- [1305.7256] tRNA signatures reveal polyphyletic origins of streamlined SAR11 genomes among the alphaproteobacteria
- Coalescence, genetic diversity and adaptation in sexual populations from Neher et al.
- Reducing assembly complexity of microbial genomes with single-molecule sequencing from Koren et al.
- Antibiotic resistance landscapes: a quantification of theory-data incompatibility for fitness landscapes from Crona et al.
- Supertrees based on the subtree prune-and-regraft distance from Whidden et al.
- Microenvironmental variables need to effect intrinsic phenotypic parameters of cancer stem cells to affect tumourigenicity from Jake Scott et al.
- GenGIS 2: Geospatial analysis of traditional and genetic biodiversity, with new gradient algorithms and an extensible plugin framework from Rob Beiko et al.
I wondered - where else might one find Biology themed preprints. And a little google searching let me to this new PLOS Biology paper which somehow I had missed a few weeks ago: The Case for Open Preprints in Biology
(Full citation: Desjardins-Proulx P, White EP, Adamson JJ, Ram K, Poisot T, et al. (2013) The Case for Open Preprints in Biology. PLoS Biol 11(5): e1001563. doi:10.1371/journal.pbio.1001563)

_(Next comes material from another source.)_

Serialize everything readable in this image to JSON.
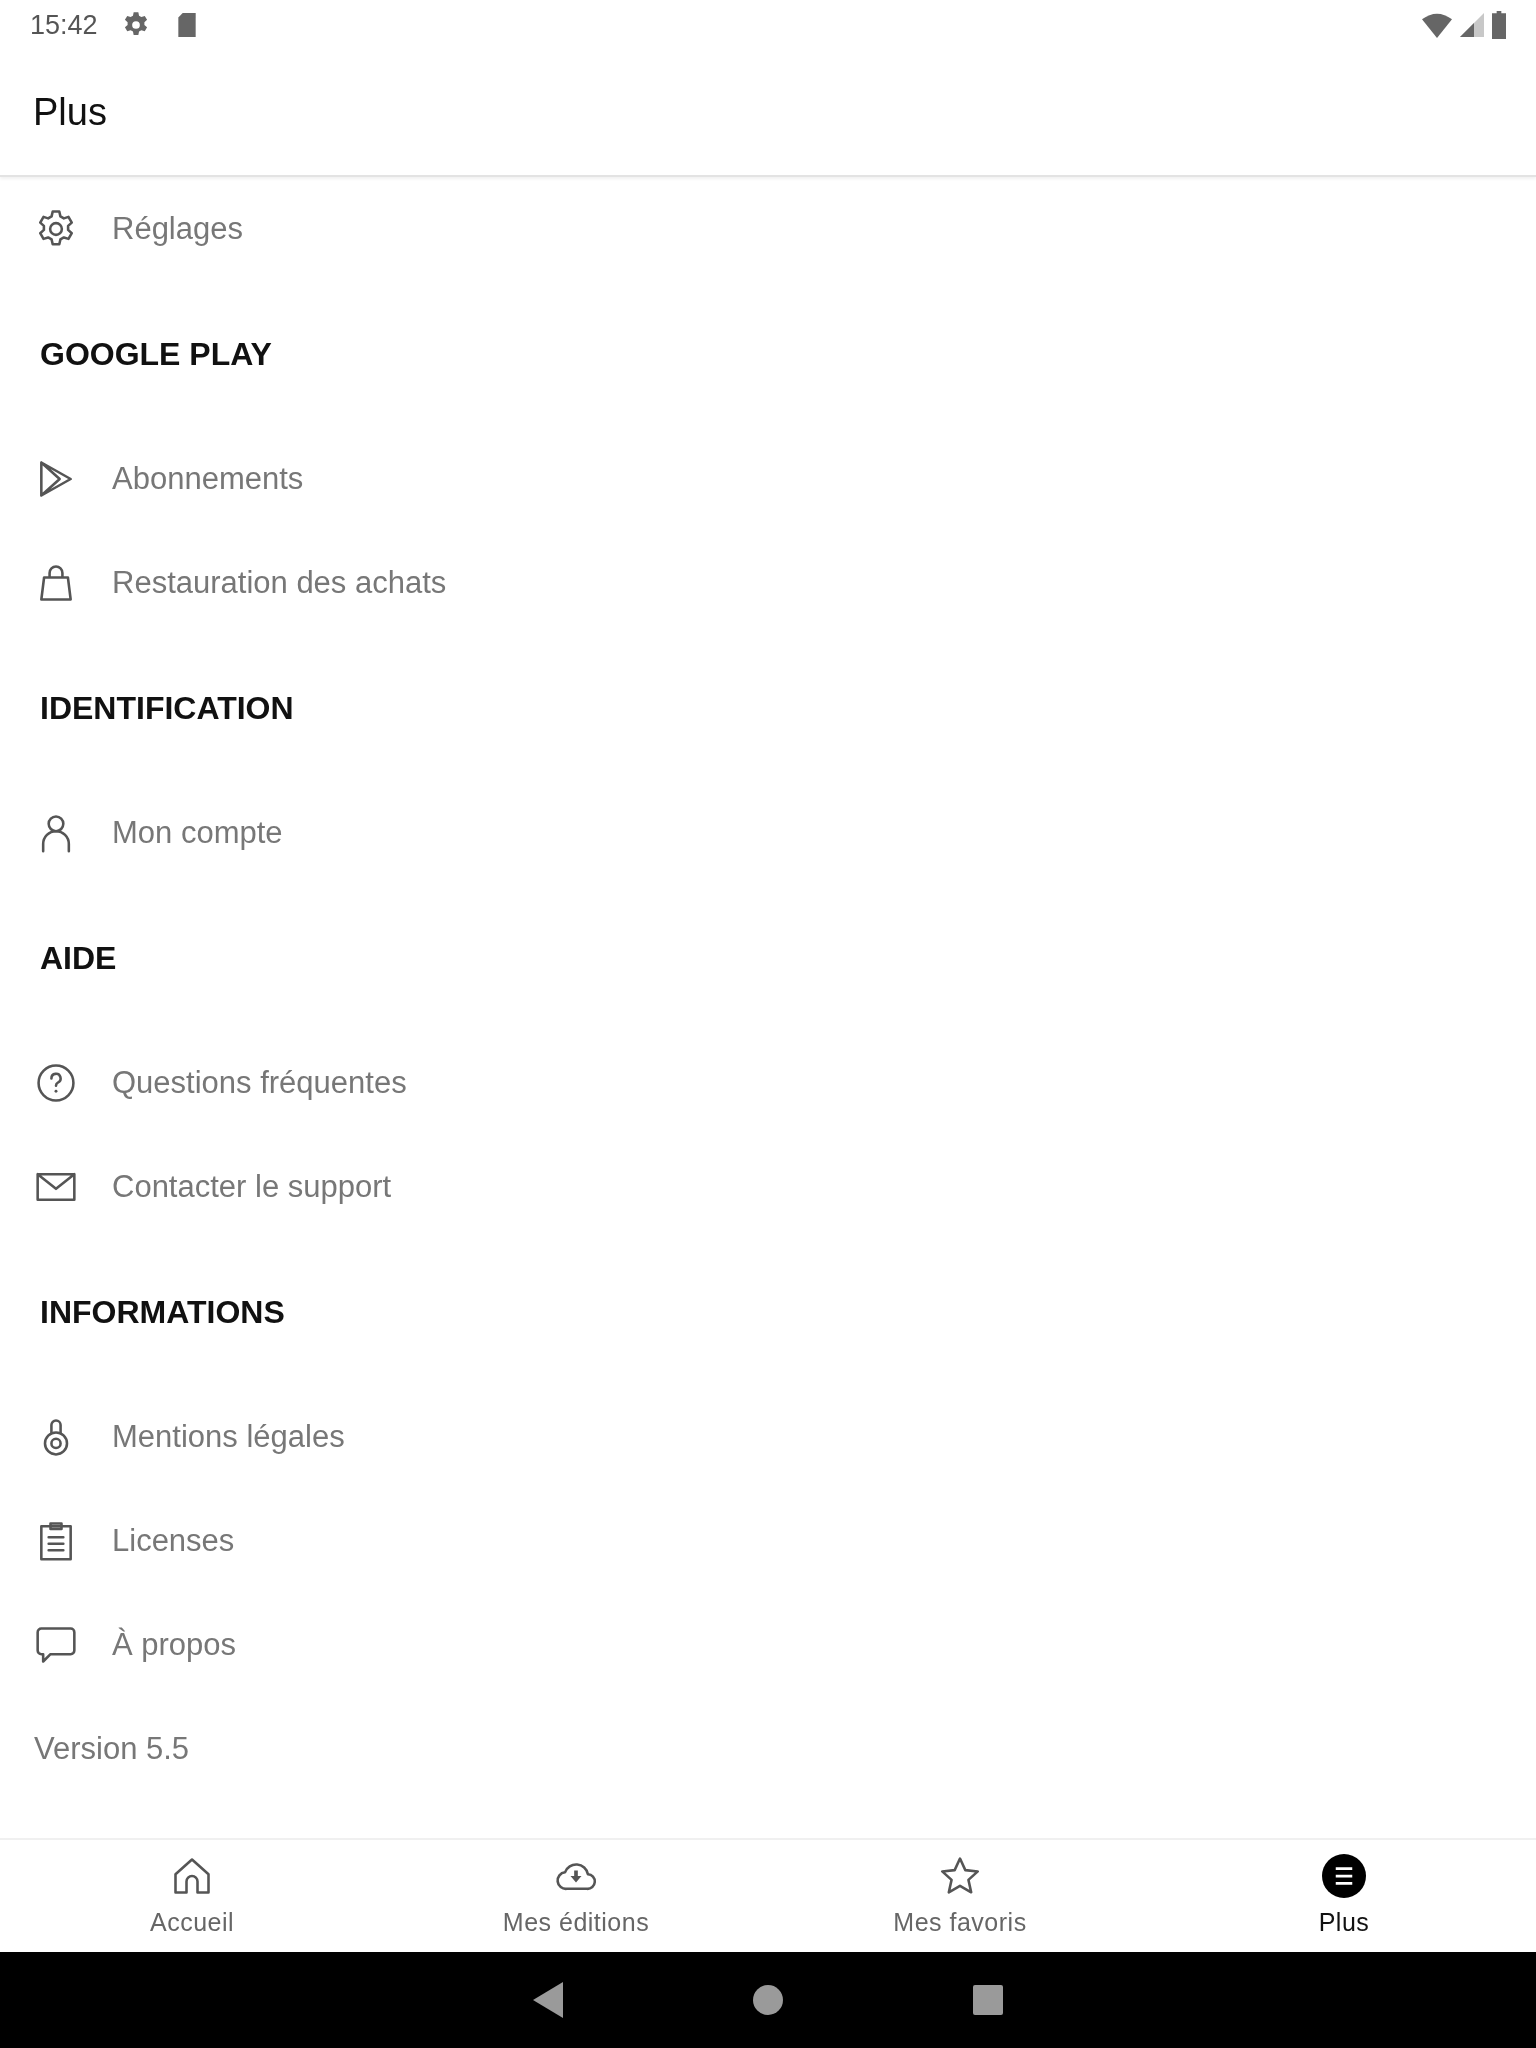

Wow - how perfect. In their paper they not only lay out the case for why preprints would be a good thing in biology but discuss some of the options. And in addition to PeerJ and arXiv they point to Figshare, Github, and ResearchGate.
Below is Figure 1 from their paper:
They also show that in arXiv submissions in the qBio section are going up but not nearly as much as submissions in other fields
I think this paper is worth a look for anyone interest in scientific publishing. I like their last line and will end my post with it:
Preprints are simply bypassing this model for what we believe is the progress of science: they speed up the dissemination of scientific discoveries and put on readers' shoulders the responsibility to judge originality and pertinence.
Weird, i posted on this yesterday and it didn't show up.ReplyDelete
anywho - thanks for posting the preprints you found - one is directly relevant to my research and I never saw it. This highlights exactly one of the issues that seems to be popping up which is how to FIND PREPRINTS THAT ARE GERMANE TO YOU. Our old system, reading journals that were in our field, relied on other people picking the best things to read for you. Then, we had scheduled pubmed and google scholar searches. I'm not sure that pubmed is going to index preprints - though google scholar seems to find most of them.
Another solution is what Warburg's Lens and Haldane's Sieve is trying to do, and what I posted about for you recently - the creation of micro-communities of peers to identify preprints for you. Each person searching their own space and reporting back.
somehow your previous one ended up in spam ...Delete
Is that commentary on the quality of the comment? :)ReplyDelete
I note - this one ended up in SPAM too - but I rescued itDelete